White balance can be a little tricky when taking photos in the snow. Often, when you upload your images to the computer, they end up looking really blue. I love a warm image, so when I process my images it’s easy to go too far the other direction and end up with images that are too yellow, red, and just mucky-looking.
There are a couple easy fixes for this.
One would be setting custom white balance in camera. This is a quick and simple way, but one that I unfortunately rarely take the time to do. Another is by adjusting white balance in post-processing. You can do this in Lightroom, ACR, or Photoshop.
Use the color sampling tool and click a few points on your snow (points in even light), and adjust your color/tint sliders as needed to make those points read true white. Then take a look at your overall image and see where you are at. Occasionally if my subject is looking a little too cool for taste, I will selectively color-correct their skin with a color balance layer. Then I will add a layer mask, invert it, and paint only on their skin with a soft white brush.

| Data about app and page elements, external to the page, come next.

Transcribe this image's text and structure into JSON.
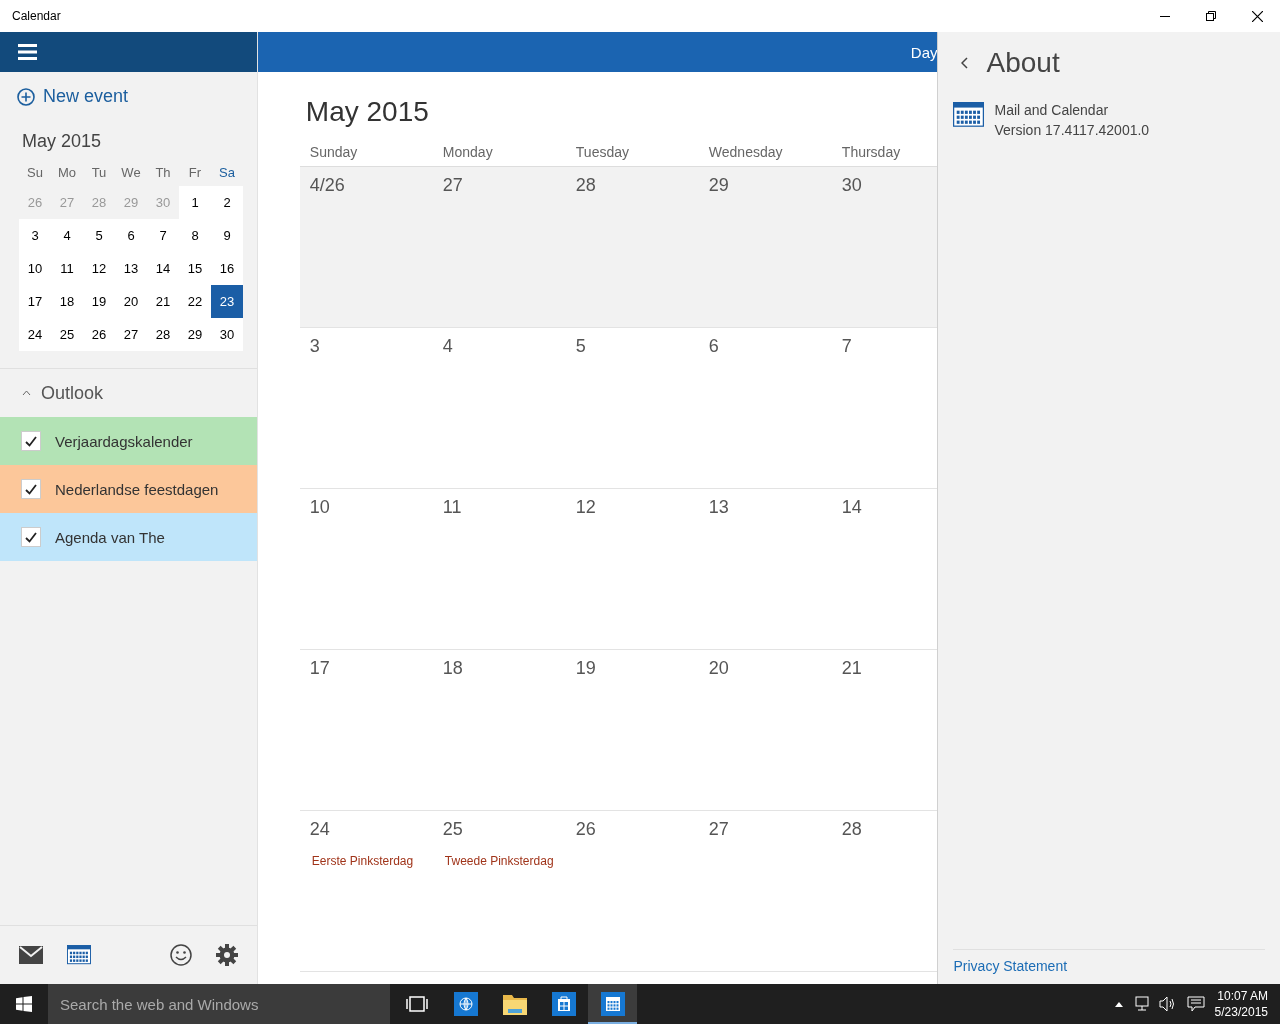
{
  "title_bar": {
    "title": "Calendar",
    "controls": [
      {
        "kind": "minimize"
      },
      {
        "kind": "restore"
      },
      {
        "kind": "close"
      }
    ]
  },
  "sidebar": {
    "new_event": "New event",
    "mini_calendar": {
      "title": "May 2015",
      "weekdays": [
        {
          "label": "Su",
          "highlighted": false
        },
        {
          "label": "Mo",
          "highlighted": false
        },
        {
          "label": "Tu",
          "highlighted": false
        },
        {
          "label": "We",
          "highlighted": false
        },
        {
          "label": "Th",
          "highlighted": false
        },
        {
          "label": "Fr",
          "highlighted": false
        },
        {
          "label": "Sa",
          "highlighted": true
        }
      ],
      "weeks": [
        [
          {
            "label": "26",
            "in_month": false,
            "selected": false
          },
          {
            "label": "27",
            "in_month": false,
            "selected": false
          },
          {
            "label": "28",
            "in_month": false,
            "selected": false
          },
          {
            "label": "29",
            "in_month": false,
            "selected": false
          },
          {
            "label": "30",
            "in_month": false,
            "selected": false
          },
          {
            "label": "1",
            "in_month": true,
            "selected": false
          },
          {
            "label": "2",
            "in_month": true,
            "selected": false
          }
        ],
        [
          {
            "label": "3",
            "in_month": true,
            "selected": false
          },
          {
            "label": "4",
            "in_month": true,
            "selected": false
          },
          {
            "label": "5",
            "in_month": true,
            "selected": false
          },
          {
            "label": "6",
            "in_month": true,
            "selected": false
          },
          {
            "label": "7",
            "in_month": true,
            "selected": false
          },
          {
            "label": "8",
            "in_month": true,
            "selected": false
          },
          {
            "label": "9",
            "in_month": true,
            "selected": false
          }
        ],
        [
          {
            "label": "10",
            "in_month": true,
            "selected": false
          },
          {
            "label": "11",
            "in_month": true,
            "selected": false
          },
          {
            "label": "12",
            "in_month": true,
            "selected": false
          },
          {
            "label": "13",
            "in_month": true,
            "selected": false
          },
          {
            "label": "14",
            "in_month": true,
            "selected": false
          },
          {
            "label": "15",
            "in_month": true,
            "selected": false
          },
          {
            "label": "16",
            "in_month": true,
            "selected": false
          }
        ],
        [
          {
            "label": "17",
            "in_month": true,
            "selected": false
          },
          {
            "label": "18",
            "in_month": true,
            "selected": false
          },
          {
            "label": "19",
            "in_month": true,
            "selected": false
          },
          {
            "label": "20",
            "in_month": true,
            "selected": false
          },
          {
            "label": "21",
            "in_month": true,
            "selected": false
          },
          {
            "label": "22",
            "in_month": true,
            "selected": false
          },
          {
            "label": "23",
            "in_month": true,
            "selected": true
          }
        ],
        [
          {
            "label": "24",
            "in_month": true,
            "selected": false
          },
          {
            "label": "25",
            "in_month": true,
            "selected": false
          },
          {
            "label": "26",
            "in_month": true,
            "selected": false
          },
          {
            "label": "27",
            "in_month": true,
            "selected": false
          },
          {
            "label": "28",
            "in_month": true,
            "selected": false
          },
          {
            "label": "29",
            "in_month": true,
            "selected": false
          },
          {
            "label": "30",
            "in_month": true,
            "selected": false
          }
        ]
      ]
    },
    "account": {
      "name": "Outlook",
      "expanded": true
    },
    "calendars": [
      {
        "name": "Verjaardagskalender",
        "checked": true,
        "color": "#b3e3b5"
      },
      {
        "name": "Nederlandse feestdagen",
        "checked": true,
        "color": "#fcc79a"
      },
      {
        "name": "Agenda van The",
        "checked": true,
        "color": "#bfe5fa"
      }
    ],
    "bottom_icons": [
      {
        "kind": "mail",
        "selected": false
      },
      {
        "kind": "calendar",
        "selected": true
      },
      {
        "kind": "feedback"
      },
      {
        "kind": "settings"
      }
    ]
  },
  "main": {
    "view_label": "Day",
    "title": "May 2015",
    "weekdays": [
      "Sunday",
      "Monday",
      "Tuesday",
      "Wednesday",
      "Thursday"
    ],
    "weeks": [
      [
        {
          "label": "4/26",
          "in_month": false
        },
        {
          "label": "27",
          "in_month": false
        },
        {
          "label": "28",
          "in_month": false
        },
        {
          "label": "29",
          "in_month": false
        },
        {
          "label": "30",
          "in_month": false
        }
      ],
      [
        {
          "label": "3",
          "in_month": true
        },
        {
          "label": "4",
          "in_month": true
        },
        {
          "label": "5",
          "in_month": true
        },
        {
          "label": "6",
          "in_month": true
        },
        {
          "label": "7",
          "in_month": true
        }
      ],
      [
        {
          "label": "10",
          "in_month": true
        },
        {
          "label": "11",
          "in_month": true
        },
        {
          "label": "12",
          "in_month": true
        },
        {
          "label": "13",
          "in_month": true
        },
        {
          "label": "14",
          "in_month": true
        }
      ],
      [
        {
          "label": "17",
          "in_month": true
        },
        {
          "label": "18",
          "in_month": true
        },
        {
          "label": "19",
          "in_month": true
        },
        {
          "label": "20",
          "in_month": true
        },
        {
          "label": "21",
          "in_month": true
        }
      ],
      [
        {
          "label": "24",
          "in_month": true,
          "events": [
            "Eerste Pinksterdag"
          ]
        },
        {
          "label": "25",
          "in_month": true,
          "events": [
            "Tweede Pinksterdag"
          ]
        },
        {
          "label": "26",
          "in_month": true
        },
        {
          "label": "27",
          "in_month": true
        },
        {
          "label": "28",
          "in_month": true
        }
      ]
    ]
  },
  "about_panel": {
    "title": "About",
    "app_name": "Mail and Calendar",
    "version": "Version 17.4117.42001.0",
    "privacy_link": "Privacy Statement"
  },
  "taskbar": {
    "search": {
      "placeholder": "Search the web and Windows"
    },
    "apps": [
      {
        "kind": "task-view",
        "selected": false
      },
      {
        "kind": "browser",
        "selected": false
      },
      {
        "kind": "folder",
        "selected": false
      },
      {
        "kind": "store",
        "selected": false
      },
      {
        "kind": "calendar",
        "selected": true
      }
    ],
    "tray": {
      "time": "10:07 AM",
      "date": "5/23/2015"
    }
  }
}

This way, only their skin is warmed up, and the snow remains untouched.
I already discussed a little on white balance when processing my images, but lets talk a little about color.
SOOC (straight out of camera) shots can come out a bit dull, especially on overcast days. There are a few ways you can add a little pop to your images.
One way would be to increase the blacks to add a bit more contrast. You could also add a touch of saturation/vibrance to the scene, such as your subject’s coat, trees in the background, etc. Another way to add a little pop to your image is by adding a soft light layer in Photoshop – duplicate your background layer, set it to “soft light”, and lower the opacity to taste. This can add great depth to the image as well. And finally, a little color play can do wonders. I like to photograph with colors that will make the scene pop a bit more and allow my subject to stand out against the bright white scene. Whether it be a pretty soft pink, muted neutral tones, or a bright vibrant blue, an isolated subject with a pop of color among a blanket of white looks amazing in an image!
5. Protect your camera
Extreme weather changes can have an effect on your gear so protecting that gear is very important!
When shooting outdoors in the winter, there is an extreme temperature change from the outdoor air to the indoor air. Coming indoors to a warm “moist” heat from the extreme “dry” cold, can quickly cause condensation to build in your camera and/or lenses. I try to reduce this risk by exposing my camera to the temperature change slowly. Before I go back indoors, I will put my camera back in my bag and then leave it in my car or garage for a little while before bringing it straight into my house.
The same goes for when you are actually shooting outside. If you try to keep your camera warm by putting it in your coat (but you are warm/sweaty under your coat), that more humid body heat is going to heat up the camera/lens and can produce condensation as well. If you want to keep your camera a little warmer while out, stick it in your camera bag!
Also, batteries tend to drain a little faster in the cold. Always try to remember a back-up battery or two just in case!
6. Get creative
Winters can be long here in the Midwest. I’m sure many of you can relate! The days are short and we get cooped up inside for way too long. We may get bored from days on end of shooting indoors. And many of us get into a creative rut. Trust me, I’ve been there!
But get outside. Try something different. Play with it. Overcast days or golden hour. Make snow angels with your kids. Throw some snow up in the air and capture it falling against a golden backlit sky and see the flakes make the most beautiful bokeh. Go out while it is snowing. This is a favorite for my kids. A fast shutter speed can capture those beautiful flakes falling mid-air (this is best done with a colored background – building, row of trees, etc – to make sure those flakes show well against your background and it’s not white on white). Try out that new Lensbaby. Practice some macro shots of snowflakes. Just get out there. There are so many options in the winter to keep your creativity flowing!